Exercise: List methods

We are going to make a Generic List with phones.

Let's begin by creating a Phone class with the properties that we need:

public class Phone
    public string Make { get; set; }
    public string Model { get; set; }
    public double Price { get; set; }

Then, let's add a constructor for these 3 properties:

public Phone(string make, string model, double price)
    Make = make;
    Model = model;
    Price = price;

Now, we can create a List with 4 phones (prices are fictitious):

var phones = new List<Phone>
    new Phone("iPhone", "10", 310),
    new Phone("LG", "G7", 180),
    new Phone("Samsung", "Galaxy S9", 280),
    new Phone("Samsung", "Galaxy S8", 210),


We have 6 questions that we need to ask:

How many phones are there?

var totalPhones = phones


We can print a message as well to show what is the result about.

Console.WriteLine("Total phones" + totalPhones);
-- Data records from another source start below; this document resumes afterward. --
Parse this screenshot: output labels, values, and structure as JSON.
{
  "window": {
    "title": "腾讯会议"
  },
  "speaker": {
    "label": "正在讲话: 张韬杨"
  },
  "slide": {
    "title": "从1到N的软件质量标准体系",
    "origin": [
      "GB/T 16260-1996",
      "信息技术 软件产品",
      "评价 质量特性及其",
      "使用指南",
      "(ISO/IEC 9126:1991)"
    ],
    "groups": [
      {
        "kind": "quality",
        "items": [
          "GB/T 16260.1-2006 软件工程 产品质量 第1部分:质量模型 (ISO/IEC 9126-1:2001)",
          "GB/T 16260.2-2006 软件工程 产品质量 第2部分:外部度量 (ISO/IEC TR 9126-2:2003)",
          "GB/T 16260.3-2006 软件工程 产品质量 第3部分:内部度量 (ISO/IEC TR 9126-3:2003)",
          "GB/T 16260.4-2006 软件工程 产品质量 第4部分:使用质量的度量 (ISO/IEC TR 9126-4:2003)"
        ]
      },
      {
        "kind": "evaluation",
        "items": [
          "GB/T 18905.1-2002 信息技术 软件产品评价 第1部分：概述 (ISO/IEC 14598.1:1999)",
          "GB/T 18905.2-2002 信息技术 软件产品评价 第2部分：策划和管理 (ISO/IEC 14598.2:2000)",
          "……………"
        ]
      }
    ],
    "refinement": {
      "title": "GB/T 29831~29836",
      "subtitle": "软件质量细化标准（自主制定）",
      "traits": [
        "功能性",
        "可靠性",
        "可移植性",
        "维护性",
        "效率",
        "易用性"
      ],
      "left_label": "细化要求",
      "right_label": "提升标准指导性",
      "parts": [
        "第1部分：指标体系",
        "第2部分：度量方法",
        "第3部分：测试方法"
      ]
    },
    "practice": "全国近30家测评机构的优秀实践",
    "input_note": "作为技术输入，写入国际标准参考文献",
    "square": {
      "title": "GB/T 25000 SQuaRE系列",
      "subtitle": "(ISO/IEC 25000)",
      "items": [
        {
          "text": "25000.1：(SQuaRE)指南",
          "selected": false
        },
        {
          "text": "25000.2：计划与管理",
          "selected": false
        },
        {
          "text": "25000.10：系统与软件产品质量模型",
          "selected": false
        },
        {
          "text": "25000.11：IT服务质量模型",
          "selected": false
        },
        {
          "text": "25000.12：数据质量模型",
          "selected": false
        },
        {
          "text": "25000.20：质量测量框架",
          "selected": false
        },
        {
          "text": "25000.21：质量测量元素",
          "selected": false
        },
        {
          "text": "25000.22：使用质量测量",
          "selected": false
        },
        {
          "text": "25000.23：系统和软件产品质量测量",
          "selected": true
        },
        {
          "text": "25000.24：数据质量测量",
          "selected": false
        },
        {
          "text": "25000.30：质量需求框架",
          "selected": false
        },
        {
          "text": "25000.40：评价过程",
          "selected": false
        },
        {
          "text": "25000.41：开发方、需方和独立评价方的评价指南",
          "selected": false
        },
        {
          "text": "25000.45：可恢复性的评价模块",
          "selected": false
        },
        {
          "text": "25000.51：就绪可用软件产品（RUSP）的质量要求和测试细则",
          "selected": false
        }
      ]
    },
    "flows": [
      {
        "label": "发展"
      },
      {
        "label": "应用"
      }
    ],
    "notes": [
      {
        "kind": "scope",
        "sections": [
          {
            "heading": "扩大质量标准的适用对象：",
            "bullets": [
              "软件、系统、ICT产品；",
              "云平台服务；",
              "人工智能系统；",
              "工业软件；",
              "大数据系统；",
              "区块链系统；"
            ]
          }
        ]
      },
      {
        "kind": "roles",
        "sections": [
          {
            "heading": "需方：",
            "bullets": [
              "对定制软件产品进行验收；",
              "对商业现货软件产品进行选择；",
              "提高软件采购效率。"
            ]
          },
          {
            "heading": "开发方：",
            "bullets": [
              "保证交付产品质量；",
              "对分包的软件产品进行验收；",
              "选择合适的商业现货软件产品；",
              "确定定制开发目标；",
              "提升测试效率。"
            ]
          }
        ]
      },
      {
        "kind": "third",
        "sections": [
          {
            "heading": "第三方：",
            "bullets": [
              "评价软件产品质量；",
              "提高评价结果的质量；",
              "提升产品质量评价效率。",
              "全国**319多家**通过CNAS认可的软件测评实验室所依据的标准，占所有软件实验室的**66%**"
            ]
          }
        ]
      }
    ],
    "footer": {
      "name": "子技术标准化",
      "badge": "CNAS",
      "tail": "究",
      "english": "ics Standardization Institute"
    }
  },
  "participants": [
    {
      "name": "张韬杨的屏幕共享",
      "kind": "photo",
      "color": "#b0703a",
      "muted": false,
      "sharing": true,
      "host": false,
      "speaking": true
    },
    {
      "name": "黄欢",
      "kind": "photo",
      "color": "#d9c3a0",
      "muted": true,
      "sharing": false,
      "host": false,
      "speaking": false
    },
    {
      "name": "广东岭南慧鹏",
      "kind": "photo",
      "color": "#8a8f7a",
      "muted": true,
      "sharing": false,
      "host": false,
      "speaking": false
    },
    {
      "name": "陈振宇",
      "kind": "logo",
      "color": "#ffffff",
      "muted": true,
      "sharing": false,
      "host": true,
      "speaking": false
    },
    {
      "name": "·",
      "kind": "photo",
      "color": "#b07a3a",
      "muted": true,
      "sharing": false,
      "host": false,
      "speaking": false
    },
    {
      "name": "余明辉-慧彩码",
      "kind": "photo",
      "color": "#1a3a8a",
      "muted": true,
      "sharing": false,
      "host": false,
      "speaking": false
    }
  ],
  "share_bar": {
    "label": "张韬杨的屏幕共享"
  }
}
Capacity vs Count

You can specify the capacity of the list if you know how many items it will have. This helps a lot with perfomance because the compiler can preallocate the memory upfront.

The results of these two are the same because we didn't specify the size of the list:

phones.Count == phones.Capacity; // true

How many "Samsung" phones are there?

var totalSamsungPhones = phones
    .Where(phone => phone.Make == "Samsung")

Console.WriteLine("Total Samsung phones: " + totalSamsungPhones);

How many unic manufacturers are there?

var totalUnicMakers = phones
      .Select(phone => phone.Make)

Console.WriteLine("Total unic manufacturers: " + totalUnicMakers);

What is the total price of phones?

var totalPhonePrices = phones
    .Sum(phone => phone.Price);

Console.WriteLine("Total price: " + totalPhonePrices);

Which phones are cheaper than $250?

var phonesCheaperThan250 = phones
    .Where(phone => phone.Price < 250);

foreach (var phone in phonesCheaperThan250)

Now, this displays the fully qualified name of the class, but we would like something else.

Let's override the ToString method to display a phone in the way that makes sense for us.

public override string ToString()
    return $"{Make} {Model}: ${Price}";

Which phone is the most expensive?

var mostExpensivePhone = phones
    .Max(phone => phone.Price);

Console.WriteLine("Most expensive phone: " + mostExpensivePhone);


We asked all 6 questions 😄

Part 2

Are there any "iPhones"?

var containsIphones = phones
    .Exists(phone => phone.Make == "iPhone");

Console.WriteLine("Contains iPhones: " + containsIphones);

Find the first "Samsung".

var firstSamsung = phones
    .Find(phone => phone.Make == "Samsung");


Find is similar to FirstOrDefault in the sense that they return null if there is no such item, whereas First throws an exception if the items is not present in the list.

All these three methods perform a linear search through the collection making them not as performant as applying a BinarySearch.

Display the most expensive phones.

Now, if you find yourself writing the code to check if a phone is expensive too many times, this is where you can extract it into a separate function:

public static bool ExpensivePhone(Phone phone)
    => phone?.Price >= 300;

And then call it:

var expensivePhones = phones

foreach (var phone in expensivePhones)

In this way, if you intend to write more code to check for the same thing, you can reuse this function.